News of the distribution efforts came in an updated plan to tackle the District’s opioid crisis that was scheduled to be released Thursday afternoon by the administration of Mayor Muriel E. Bowser (D).
“You can throw out a bunch of goals that are lofty, that sound good, but if they’re not followed by a strategy or strategic plan with action steps that make sense, you will fail,” Turnage said Thursday. He said the updated plan was being developed internally but was made public in response to lawmakers’ concerns.
“They were always working on these things,” he said.
Unlike in rural and suburban areas commonly associated with the opioid epidemic, in the District, victims are predominantly older black men who have used heroin for decades.
The District recorded 279 opioid overdose deaths in 2017, more than three times the number of opioid deaths in 2014. The number dropped to 213 in 2018, according to the mayor’s new plan — a figure that still surpassed the city’s homicides.
In December, The Washington Post published a series about the city’s lackluster response to rising heroin overdoses, most of which were caused by the lethal synthetic opioid fentanyl. The District’s missteps included distributing naloxone at far lower rates than other cities with comparable opioid problems and bungling $4 million in federal grant funds.
D.C. lawmakers also called a hearing on the administration’s response to opioid deaths and demanded details from the mayor about how she would reach her goal of cutting those fatalities in half by 2020.
Turnage said 20,000 naloxone kits have already been supplied to those who will distribute them to the public, including 15,000 kits to D.C. police.
City officials could not provide a cost estimate for the new naloxone kits on Thursday.
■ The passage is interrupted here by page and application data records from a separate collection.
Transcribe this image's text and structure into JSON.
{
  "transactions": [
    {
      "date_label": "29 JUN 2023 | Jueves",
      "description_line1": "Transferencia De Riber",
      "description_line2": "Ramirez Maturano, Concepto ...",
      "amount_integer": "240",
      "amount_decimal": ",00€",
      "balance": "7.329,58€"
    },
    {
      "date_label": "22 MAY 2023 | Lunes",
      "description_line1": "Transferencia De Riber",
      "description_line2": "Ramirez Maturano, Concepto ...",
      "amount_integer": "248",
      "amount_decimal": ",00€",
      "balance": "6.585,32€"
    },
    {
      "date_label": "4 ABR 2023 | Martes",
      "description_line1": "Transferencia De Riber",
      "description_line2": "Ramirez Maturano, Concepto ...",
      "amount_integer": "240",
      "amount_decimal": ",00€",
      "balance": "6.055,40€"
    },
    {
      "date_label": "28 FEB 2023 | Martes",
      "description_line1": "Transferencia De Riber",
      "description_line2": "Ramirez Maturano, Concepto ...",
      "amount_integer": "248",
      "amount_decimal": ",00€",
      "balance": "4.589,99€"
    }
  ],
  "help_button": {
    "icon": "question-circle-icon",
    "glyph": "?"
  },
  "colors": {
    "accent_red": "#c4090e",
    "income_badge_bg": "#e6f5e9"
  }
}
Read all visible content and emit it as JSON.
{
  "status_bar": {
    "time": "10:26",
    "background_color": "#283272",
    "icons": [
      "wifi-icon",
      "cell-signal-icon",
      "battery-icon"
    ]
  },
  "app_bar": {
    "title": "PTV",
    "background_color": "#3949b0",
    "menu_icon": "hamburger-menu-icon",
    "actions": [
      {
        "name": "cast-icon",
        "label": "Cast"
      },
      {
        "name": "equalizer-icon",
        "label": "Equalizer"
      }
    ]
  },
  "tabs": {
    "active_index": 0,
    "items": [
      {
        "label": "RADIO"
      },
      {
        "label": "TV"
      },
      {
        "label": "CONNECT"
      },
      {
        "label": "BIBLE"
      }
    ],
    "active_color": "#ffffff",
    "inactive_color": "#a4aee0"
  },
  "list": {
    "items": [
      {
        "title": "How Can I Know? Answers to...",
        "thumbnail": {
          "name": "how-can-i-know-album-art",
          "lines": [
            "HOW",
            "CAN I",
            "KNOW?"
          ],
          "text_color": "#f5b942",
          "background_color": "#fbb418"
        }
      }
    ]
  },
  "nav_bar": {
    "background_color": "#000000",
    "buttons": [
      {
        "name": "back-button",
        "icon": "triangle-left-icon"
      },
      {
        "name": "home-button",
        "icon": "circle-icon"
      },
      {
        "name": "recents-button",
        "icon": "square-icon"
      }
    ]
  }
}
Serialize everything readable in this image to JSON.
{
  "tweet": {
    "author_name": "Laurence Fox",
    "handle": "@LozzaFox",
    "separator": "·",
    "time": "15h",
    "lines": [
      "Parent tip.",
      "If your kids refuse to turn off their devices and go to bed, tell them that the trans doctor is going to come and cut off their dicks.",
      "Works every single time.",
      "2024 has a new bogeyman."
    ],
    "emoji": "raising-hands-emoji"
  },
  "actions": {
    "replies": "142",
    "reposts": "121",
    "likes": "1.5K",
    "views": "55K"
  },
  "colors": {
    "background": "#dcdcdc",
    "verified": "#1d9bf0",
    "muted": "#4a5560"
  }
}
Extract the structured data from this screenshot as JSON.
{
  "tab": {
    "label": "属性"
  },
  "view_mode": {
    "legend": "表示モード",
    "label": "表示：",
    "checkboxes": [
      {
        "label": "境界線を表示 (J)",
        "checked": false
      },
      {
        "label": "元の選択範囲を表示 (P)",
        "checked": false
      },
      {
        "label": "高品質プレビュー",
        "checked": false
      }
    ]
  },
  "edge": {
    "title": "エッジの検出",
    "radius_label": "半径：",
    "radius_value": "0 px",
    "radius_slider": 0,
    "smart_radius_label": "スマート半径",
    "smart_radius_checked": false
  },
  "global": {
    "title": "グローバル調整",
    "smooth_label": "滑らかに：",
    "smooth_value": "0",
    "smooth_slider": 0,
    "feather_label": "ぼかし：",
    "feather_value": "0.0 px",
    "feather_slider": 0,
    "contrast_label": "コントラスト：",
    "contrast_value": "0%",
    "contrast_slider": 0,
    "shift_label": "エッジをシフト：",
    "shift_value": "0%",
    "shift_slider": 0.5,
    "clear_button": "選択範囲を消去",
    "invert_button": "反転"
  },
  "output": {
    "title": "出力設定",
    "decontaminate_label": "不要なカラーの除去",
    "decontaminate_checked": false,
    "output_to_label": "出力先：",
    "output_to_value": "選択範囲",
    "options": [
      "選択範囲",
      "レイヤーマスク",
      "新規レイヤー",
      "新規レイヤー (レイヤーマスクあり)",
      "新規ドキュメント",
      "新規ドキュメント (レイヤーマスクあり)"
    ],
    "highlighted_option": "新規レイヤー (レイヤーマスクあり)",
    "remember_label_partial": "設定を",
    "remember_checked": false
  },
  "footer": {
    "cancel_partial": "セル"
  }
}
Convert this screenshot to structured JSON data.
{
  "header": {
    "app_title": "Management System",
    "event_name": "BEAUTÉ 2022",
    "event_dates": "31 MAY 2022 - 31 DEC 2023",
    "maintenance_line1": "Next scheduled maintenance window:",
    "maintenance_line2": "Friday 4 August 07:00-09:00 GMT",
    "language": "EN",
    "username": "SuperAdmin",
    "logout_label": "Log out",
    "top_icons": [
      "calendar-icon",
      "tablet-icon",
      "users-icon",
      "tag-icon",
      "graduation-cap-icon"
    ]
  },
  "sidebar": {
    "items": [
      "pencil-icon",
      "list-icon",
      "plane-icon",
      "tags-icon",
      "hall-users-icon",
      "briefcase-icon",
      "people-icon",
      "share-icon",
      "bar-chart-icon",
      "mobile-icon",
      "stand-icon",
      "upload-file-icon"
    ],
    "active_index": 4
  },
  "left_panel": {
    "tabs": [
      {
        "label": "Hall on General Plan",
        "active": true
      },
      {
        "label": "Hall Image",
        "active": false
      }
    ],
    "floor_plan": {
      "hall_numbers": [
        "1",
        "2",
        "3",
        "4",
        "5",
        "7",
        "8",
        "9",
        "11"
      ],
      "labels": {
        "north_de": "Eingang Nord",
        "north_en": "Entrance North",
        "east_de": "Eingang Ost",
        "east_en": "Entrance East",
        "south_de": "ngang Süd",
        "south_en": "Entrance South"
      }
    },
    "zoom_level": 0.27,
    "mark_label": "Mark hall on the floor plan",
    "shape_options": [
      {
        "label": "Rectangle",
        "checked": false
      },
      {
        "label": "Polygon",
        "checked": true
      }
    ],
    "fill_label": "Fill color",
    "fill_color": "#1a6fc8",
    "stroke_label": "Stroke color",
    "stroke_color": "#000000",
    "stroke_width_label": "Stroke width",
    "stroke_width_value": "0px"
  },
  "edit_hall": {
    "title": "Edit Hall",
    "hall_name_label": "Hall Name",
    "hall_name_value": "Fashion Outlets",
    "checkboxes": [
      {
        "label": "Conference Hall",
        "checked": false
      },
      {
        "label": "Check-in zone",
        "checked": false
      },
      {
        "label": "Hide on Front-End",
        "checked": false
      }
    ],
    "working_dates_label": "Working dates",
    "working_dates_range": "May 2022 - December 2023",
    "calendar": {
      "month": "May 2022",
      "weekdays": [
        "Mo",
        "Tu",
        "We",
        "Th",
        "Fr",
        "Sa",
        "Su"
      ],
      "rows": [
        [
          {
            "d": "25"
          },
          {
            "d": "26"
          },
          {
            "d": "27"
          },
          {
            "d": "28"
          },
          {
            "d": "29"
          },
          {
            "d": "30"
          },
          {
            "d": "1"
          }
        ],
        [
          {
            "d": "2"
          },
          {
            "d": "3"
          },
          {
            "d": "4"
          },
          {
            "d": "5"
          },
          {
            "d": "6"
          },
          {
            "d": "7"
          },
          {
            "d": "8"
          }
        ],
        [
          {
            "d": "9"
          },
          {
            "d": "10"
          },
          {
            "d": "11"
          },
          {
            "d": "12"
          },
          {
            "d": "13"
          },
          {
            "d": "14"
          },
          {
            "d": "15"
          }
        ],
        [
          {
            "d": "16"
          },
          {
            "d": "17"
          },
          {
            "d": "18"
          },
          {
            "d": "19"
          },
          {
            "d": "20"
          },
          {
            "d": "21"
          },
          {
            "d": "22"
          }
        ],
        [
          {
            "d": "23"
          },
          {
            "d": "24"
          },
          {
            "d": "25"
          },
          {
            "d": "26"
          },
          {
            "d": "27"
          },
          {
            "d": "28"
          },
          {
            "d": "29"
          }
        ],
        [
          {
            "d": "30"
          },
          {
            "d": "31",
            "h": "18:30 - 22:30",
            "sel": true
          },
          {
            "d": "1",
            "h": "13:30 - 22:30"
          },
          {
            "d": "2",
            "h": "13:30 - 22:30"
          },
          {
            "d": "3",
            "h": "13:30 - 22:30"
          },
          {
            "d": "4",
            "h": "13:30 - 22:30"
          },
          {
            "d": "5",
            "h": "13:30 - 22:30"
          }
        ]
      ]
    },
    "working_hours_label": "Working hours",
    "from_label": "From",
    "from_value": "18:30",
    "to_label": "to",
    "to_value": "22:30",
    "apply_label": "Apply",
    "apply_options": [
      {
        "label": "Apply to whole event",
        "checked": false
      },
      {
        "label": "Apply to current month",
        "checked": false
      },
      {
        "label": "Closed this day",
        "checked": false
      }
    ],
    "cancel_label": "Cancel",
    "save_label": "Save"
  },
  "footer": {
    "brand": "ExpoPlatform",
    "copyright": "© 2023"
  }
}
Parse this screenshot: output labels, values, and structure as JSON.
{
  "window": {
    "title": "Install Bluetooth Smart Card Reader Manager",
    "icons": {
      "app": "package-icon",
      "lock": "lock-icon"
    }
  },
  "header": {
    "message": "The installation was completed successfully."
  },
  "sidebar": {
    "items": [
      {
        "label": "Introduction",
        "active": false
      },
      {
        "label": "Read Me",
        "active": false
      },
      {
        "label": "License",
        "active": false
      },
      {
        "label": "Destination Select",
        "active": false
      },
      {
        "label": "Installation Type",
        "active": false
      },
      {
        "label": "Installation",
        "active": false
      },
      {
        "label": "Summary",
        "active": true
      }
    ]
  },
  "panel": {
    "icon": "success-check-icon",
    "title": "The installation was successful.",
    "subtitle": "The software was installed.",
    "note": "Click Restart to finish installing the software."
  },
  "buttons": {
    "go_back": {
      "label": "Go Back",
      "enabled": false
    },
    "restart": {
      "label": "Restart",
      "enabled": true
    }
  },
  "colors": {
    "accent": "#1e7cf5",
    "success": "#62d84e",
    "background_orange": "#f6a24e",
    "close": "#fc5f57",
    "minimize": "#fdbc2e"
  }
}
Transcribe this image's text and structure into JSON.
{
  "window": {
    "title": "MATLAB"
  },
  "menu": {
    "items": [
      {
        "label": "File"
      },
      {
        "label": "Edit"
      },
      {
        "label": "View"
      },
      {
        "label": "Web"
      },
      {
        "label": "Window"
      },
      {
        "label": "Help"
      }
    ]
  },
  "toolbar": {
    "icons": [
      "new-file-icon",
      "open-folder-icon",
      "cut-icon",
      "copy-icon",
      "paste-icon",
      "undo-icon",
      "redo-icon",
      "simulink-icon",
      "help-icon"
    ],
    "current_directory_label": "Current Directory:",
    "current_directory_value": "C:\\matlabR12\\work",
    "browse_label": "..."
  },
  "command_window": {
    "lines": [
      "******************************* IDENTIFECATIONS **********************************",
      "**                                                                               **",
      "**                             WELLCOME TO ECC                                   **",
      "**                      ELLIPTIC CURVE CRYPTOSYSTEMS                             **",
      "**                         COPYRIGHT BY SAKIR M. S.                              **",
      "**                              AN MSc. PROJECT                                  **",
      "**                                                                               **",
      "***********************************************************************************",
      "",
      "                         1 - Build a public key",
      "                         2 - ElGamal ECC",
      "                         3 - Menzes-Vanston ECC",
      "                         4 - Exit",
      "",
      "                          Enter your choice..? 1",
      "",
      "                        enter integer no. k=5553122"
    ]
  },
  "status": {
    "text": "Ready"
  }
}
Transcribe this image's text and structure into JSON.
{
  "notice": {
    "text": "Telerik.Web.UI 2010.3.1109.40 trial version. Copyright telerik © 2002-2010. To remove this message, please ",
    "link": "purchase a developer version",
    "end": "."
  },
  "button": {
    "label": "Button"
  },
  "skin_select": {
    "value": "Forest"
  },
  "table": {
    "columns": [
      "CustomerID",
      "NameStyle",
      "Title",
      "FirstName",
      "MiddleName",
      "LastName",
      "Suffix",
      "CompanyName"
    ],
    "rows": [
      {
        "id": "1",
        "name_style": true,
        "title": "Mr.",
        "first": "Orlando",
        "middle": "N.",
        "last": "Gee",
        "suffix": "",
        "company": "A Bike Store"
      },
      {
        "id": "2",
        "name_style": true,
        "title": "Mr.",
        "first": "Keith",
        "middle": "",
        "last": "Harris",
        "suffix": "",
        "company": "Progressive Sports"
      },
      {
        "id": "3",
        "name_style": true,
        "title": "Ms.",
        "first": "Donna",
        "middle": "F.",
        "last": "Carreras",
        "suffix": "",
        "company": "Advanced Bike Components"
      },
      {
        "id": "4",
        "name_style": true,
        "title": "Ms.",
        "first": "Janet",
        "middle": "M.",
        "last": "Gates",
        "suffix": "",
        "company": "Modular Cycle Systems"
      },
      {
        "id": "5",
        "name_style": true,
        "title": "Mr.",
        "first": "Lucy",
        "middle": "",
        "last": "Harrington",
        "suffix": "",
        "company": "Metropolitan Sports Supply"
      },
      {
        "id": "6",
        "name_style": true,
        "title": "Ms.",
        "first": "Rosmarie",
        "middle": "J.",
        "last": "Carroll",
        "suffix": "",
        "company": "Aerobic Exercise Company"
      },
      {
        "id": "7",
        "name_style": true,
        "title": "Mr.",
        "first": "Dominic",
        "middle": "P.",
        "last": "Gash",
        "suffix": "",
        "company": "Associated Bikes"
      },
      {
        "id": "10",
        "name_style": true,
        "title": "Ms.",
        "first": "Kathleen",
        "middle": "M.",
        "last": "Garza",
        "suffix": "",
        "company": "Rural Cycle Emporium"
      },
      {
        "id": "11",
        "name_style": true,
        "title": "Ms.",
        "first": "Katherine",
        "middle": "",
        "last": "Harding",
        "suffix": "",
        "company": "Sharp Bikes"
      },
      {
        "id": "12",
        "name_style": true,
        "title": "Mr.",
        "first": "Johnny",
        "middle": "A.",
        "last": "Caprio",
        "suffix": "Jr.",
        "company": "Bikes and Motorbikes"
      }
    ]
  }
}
But the kits typically sell in bulk for about $75 apiece and at that rate, the District could spend close to $6 million for the medication it plans to distribute this year.
In addition to the new details on the naloxone program, Bowser’s updated plan provides an April 30 deadline for the launch of another key program — the treatment of recent overdose victims at three hospital emergency rooms.
Those hospitals — United Medical Center, MedStar Washington Hospital Center and Howard University Hospital — plan to offer buprenorphine, a medication that diminishes opioid cravings and serves as a component of long-term addiction treatment, to overdose victims brought to their emergency rooms.
Similar efforts have been launched at other hospitals across the country, based on a 2015 study at Yale New Haven Hospital that showed users who begin buprenorphine treatment during visits to the emergency room often have more success in recovery.
Earlier this month, a spokesman for Howard University Hospital said its buprenorphine program would not launch until July.
However, Turnage said Thursday that Howard, like the other hospitals, would be held to the April 30 deadline and any delays “would not be acceptable.”
Asked about Turnage’s comments on Thursday, a Howard spokesman said that the hospital’s buprenorphine program would be up and running by the end of April.